Lorraine in ColoradoIt would leave our family vulnerable to a financial exposure that could devastate our finances. We are self-employed and having the ACA gave us a great deal of peace of mind that we could self-insure at the lower ends but have peace of mind at the higher ends of insurance. We also have two college age students who we want to keep on our plan as well has coverage for any pre-existing conditions. My husband is 63 and I'm 53 and we are feeling very vulnerable and exposed with the changes being made to the ACA. We acknowledge the increase in premiums has been a challenge for families, but we need to work with what we have and not leave millions of Americans exposed to deep financial hardship due to the loss of coverage.
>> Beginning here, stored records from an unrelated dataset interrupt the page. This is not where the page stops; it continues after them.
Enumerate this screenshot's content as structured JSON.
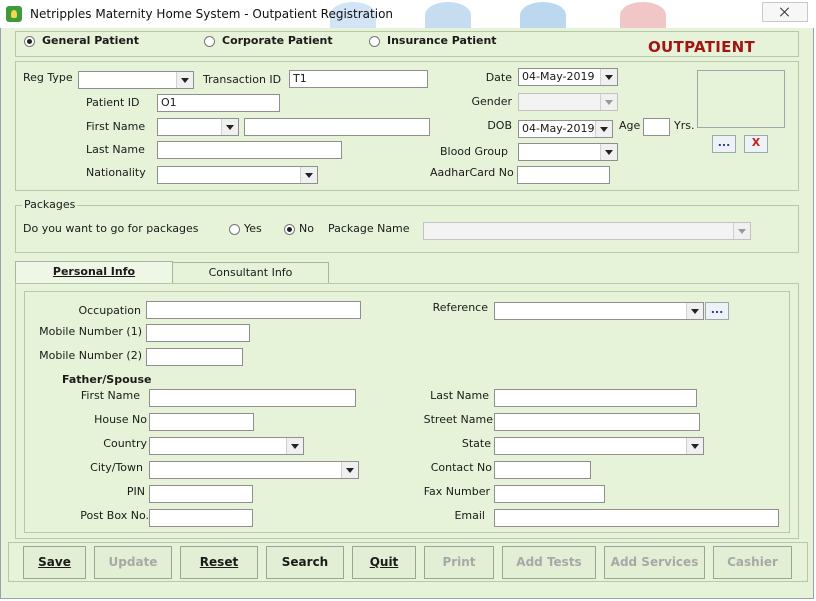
{
  "window": {
    "title": "Netripples Maternity Home System - Outpatient Registration"
  },
  "patient_type": {
    "options": [
      "General Patient",
      "Corporate Patient",
      "Insurance Patient"
    ],
    "selected": "General Patient",
    "banner": "OUTPATIENT"
  },
  "registration": {
    "reg_type_label": "Reg Type",
    "reg_type_value": "",
    "transaction_id_label": "Transaction ID",
    "transaction_id_value": "T1",
    "date_label": "Date",
    "date_value": "04-May-2019",
    "patient_id_label": "Patient ID",
    "patient_id_value": "O1",
    "gender_label": "Gender",
    "gender_value": "",
    "first_name_label": "First Name",
    "first_name_prefix": "",
    "first_name_value": "",
    "dob_label": "DOB",
    "dob_value": "04-May-2019",
    "age_label": "Age",
    "age_value": "",
    "yrs_label": "Yrs.",
    "last_name_label": "Last Name",
    "last_name_value": "",
    "blood_group_label": "Blood Group",
    "blood_group_value": "",
    "nationality_label": "Nationality",
    "nationality_value": "",
    "aadhar_label": "AadharCard No",
    "aadhar_value": "",
    "browse_photo_label": "...",
    "clear_photo_label": "X"
  },
  "packages": {
    "legend": "Packages",
    "question": "Do you want to go for packages",
    "yes_label": "Yes",
    "no_label": "No",
    "selected": "No",
    "package_name_label": "Package Name",
    "package_name_value": ""
  },
  "tabs": [
    {
      "label": "Personal Info",
      "active": true
    },
    {
      "label": "Consultant Info",
      "active": false
    }
  ],
  "personal": {
    "occupation_label": "Occupation",
    "occupation_value": "",
    "reference_label": "Reference",
    "reference_value": "",
    "reference_browse": "...",
    "mobile1_label": "Mobile Number (1)",
    "mobile1_value": "",
    "mobile2_label": "Mobile Number (2)",
    "mobile2_value": "",
    "father_spouse_header": "Father/Spouse",
    "fs_first_name_label": "First Name",
    "fs_first_name_value": "",
    "fs_last_name_label": "Last Name",
    "fs_last_name_value": "",
    "house_no_label": "House No",
    "house_no_value": "",
    "street_name_label": "Street Name",
    "street_name_value": "",
    "country_label": "Country",
    "country_value": "",
    "state_label": "State",
    "state_value": "",
    "city_label": "City/Town",
    "city_value": "",
    "contact_no_label": "Contact No",
    "contact_no_value": "",
    "pin_label": "PIN",
    "pin_value": "",
    "fax_label": "Fax Number",
    "fax_value": "",
    "post_box_label": "Post Box No.",
    "post_box_value": "",
    "email_label": "Email",
    "email_value": ""
  },
  "actions": {
    "save": "Save",
    "update": "Update",
    "reset": "Reset",
    "search": "Search",
    "quit": "Quit",
    "print": "Print",
    "add_tests": "Add Tests",
    "add_services": "Add Services",
    "cashier": "Cashier"
  },
  "colors": {
    "background": "#e6f3d8",
    "banner": "#a31414"
  }
}
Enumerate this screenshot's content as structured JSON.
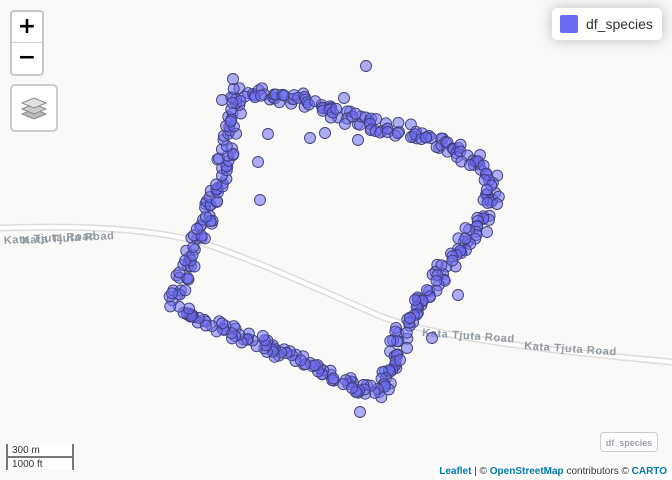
{
  "map": {
    "roads": [
      {
        "label": "Kata Tjuta Road"
      },
      {
        "label": "Kata Tjuta Road"
      },
      {
        "label": "Kata Tjuta Road"
      },
      {
        "label": "Kata Tjuta Road"
      }
    ],
    "road_label_west_partial": "Kata Tjuta Road"
  },
  "controls": {
    "zoom_in_label": "+",
    "zoom_out_label": "−",
    "layers_icon": "layers-icon"
  },
  "legend": {
    "label": "df_species",
    "color": "#6b6bf5"
  },
  "group_tag": "df_species",
  "scale": {
    "metric": "300 m",
    "imperial": "1000 ft"
  },
  "attribution": {
    "leaflet": "Leaflet",
    "sep1": " | © ",
    "osm": "OpenStreetMap",
    "mid": " contributors © ",
    "carto": "CARTO"
  },
  "points": {
    "fill": "#6b6bf5",
    "stroke": "#3d3d70"
  }
}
I am a 63-year-old dentist with Type 1 diabetes. I work in a community health center providing care to patients with Medicaid. My position was added when the A.C.A. expanded Medicaid. Without it, I stand to lose my job and my health insurance. My out-of-pocket costs for managing my diabetes are over $2,500 a month. Losing my job and my insurance would likely cause me to lose my home. Being unable to afford the cost of managing my diabetes could well cost me my feet, kidneys and eyesight.
— Spencer Owades, Loveland, Colo.
I will die without the A.C.A. I am a single, 60-year-old man. In January 2016, I was diagnosed with Stage 4 colorectal cancer that had metastasized to my liver. I have been infused with four chemotherapy drugs 19 times, and 10 times with three drugs, for a total of 29 treatments.
Initially, I was in the hospital for two days for a colonoscopy, a PET scan and numerous blood tests. Since then, I’ve had two more PET scans, roughly 200 blood tests, numerous urine tests and oncologist visits. The total cost for all of this has exceeded $300,000. Luckily and thankfully, because of the A.C.A., my out-of-pocket costs were just $2,250 for 2016 and $2,450 for 2017. Without the A.C.A., I would be bankrupt and homeless.
— James Panagoulias, Westminster, Colo.